The Undergraduate Council’s decision last month to postpone its grant to the Harvard-Radcliffe Christian Fellowship (HRCF) has led College administrators to scrutinize the student group’s bylaws and constitution.
At a council meeting last month, representative Jason L. Lurie ’05 charged that the Harvard Asian Baptist Student Koinonia (ABSK) and HRCF discriminate on the basis of religion, and said that supporting these organizations would violate the council’s constitution.
According to excerpts from their constitutions that Lurie read at the meeting, members of both organizations have to subscribe to the groups’ faiths in order to be eligible for leadership positions.
HRCF’s constitution states: “Officers of this organization must subscribe without reserve to...principles of faith” that include belief in the resurrection of Jesus Christ and the existence of the Holy Spirit.
While the grant for ABSK was approved the following week, council Finance Committee Chair Jessica P. Lau ’04 said the HRCF funding remains tabled because administrators are scrutinizing the fellowship’s policies.
Associate Dean of the College David P. Illingworth ’71 wrote in an e-mail that he examined HCRF’s constitution and met with the organization’s executive board after learning of the events at the council meeting.
Illingworth also wrote that he and Dean of the College Harry R. Lewis ’68 have “raised the issue of possible discrimination with the Committee on College Life.”
Illingworth indicated that HRCF failed to comply with the Faculty of Arts and Science’s (FAS) non-discrimination policy. According to the FAS Student Handbook, no official undergraduate organization may have a constitution that discriminates on the basis of creed or several other characteristics.
“The sense of the [Committee on College Life] on this matter was quite clear: student groups should not discriminate for membership or in the choice of officers,” Illingworth wrote. “I have let the HRCF know of this opinion.

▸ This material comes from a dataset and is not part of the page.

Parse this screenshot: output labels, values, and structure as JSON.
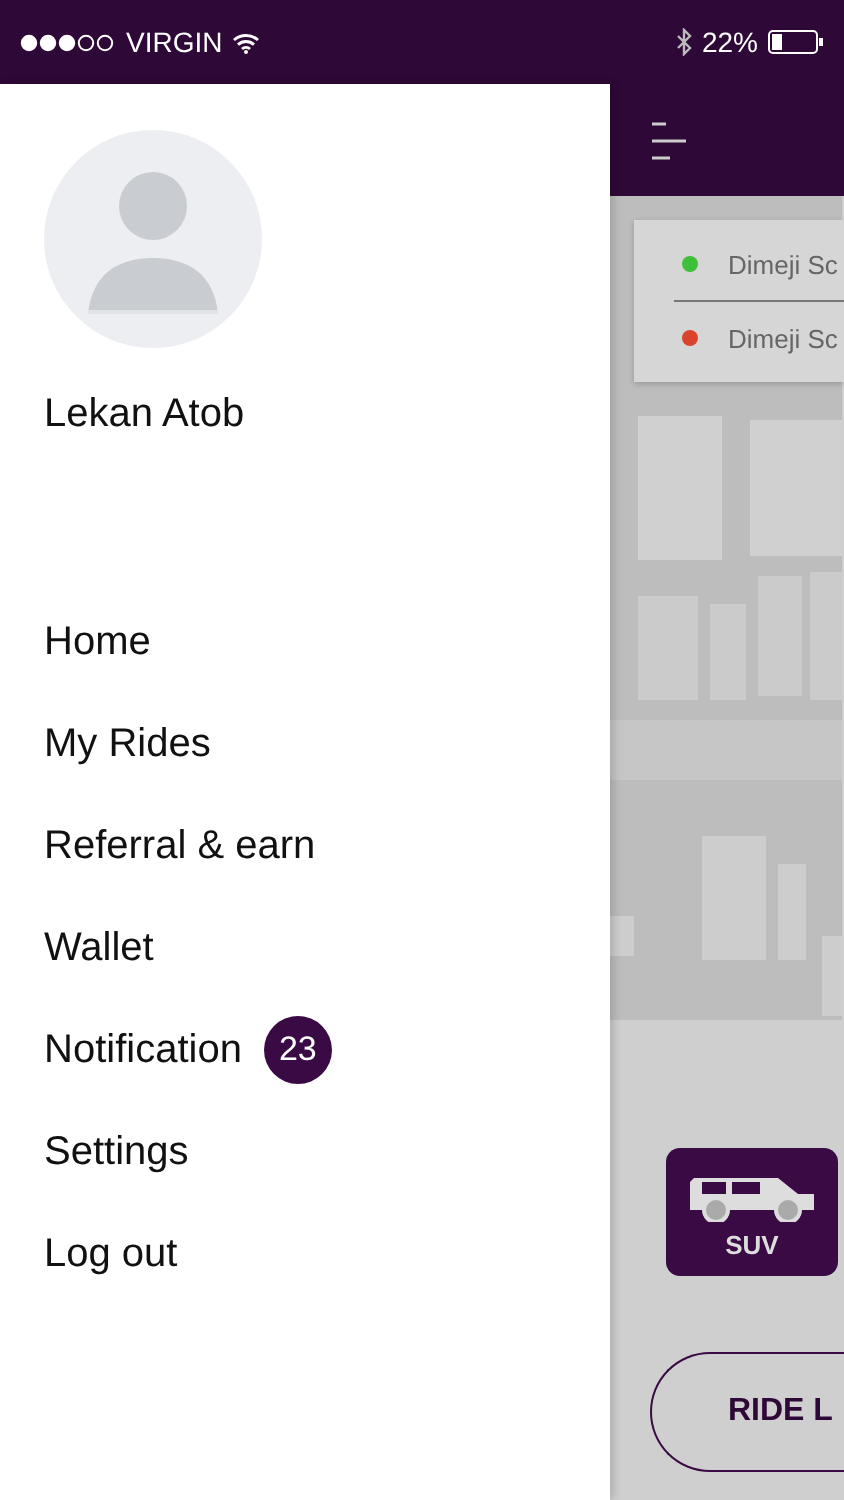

I have offered to work with them to develop constitutional changes which would bring them into compliance.”
Lewis also wrote in an e-mail that the administration gets involved with student groups’ criteria for choosing leadership “only with great reluctance.”
When the council decided to table the bill, Deborah C. Morton ’03, a member of the organization’s executive board, noted that membership in HRCF is open to all.
Lewis cited the open membership as reason to drop any faith requirements for becoming a leader in the group.
“The simple principle that [all] members of student organizations should be eligible to be officers seems hard to oppose,” he wrote.
Morton, for her part, questioned the ability of a non-Christian to lead the group and said the council’s tabling of HRCF’s grant amounted to “discriminating against religious organizations.”
But according to Lewis, even without the restrictive clause in HRCF’s constitution, the group’s leadership is unlikely to be compromised.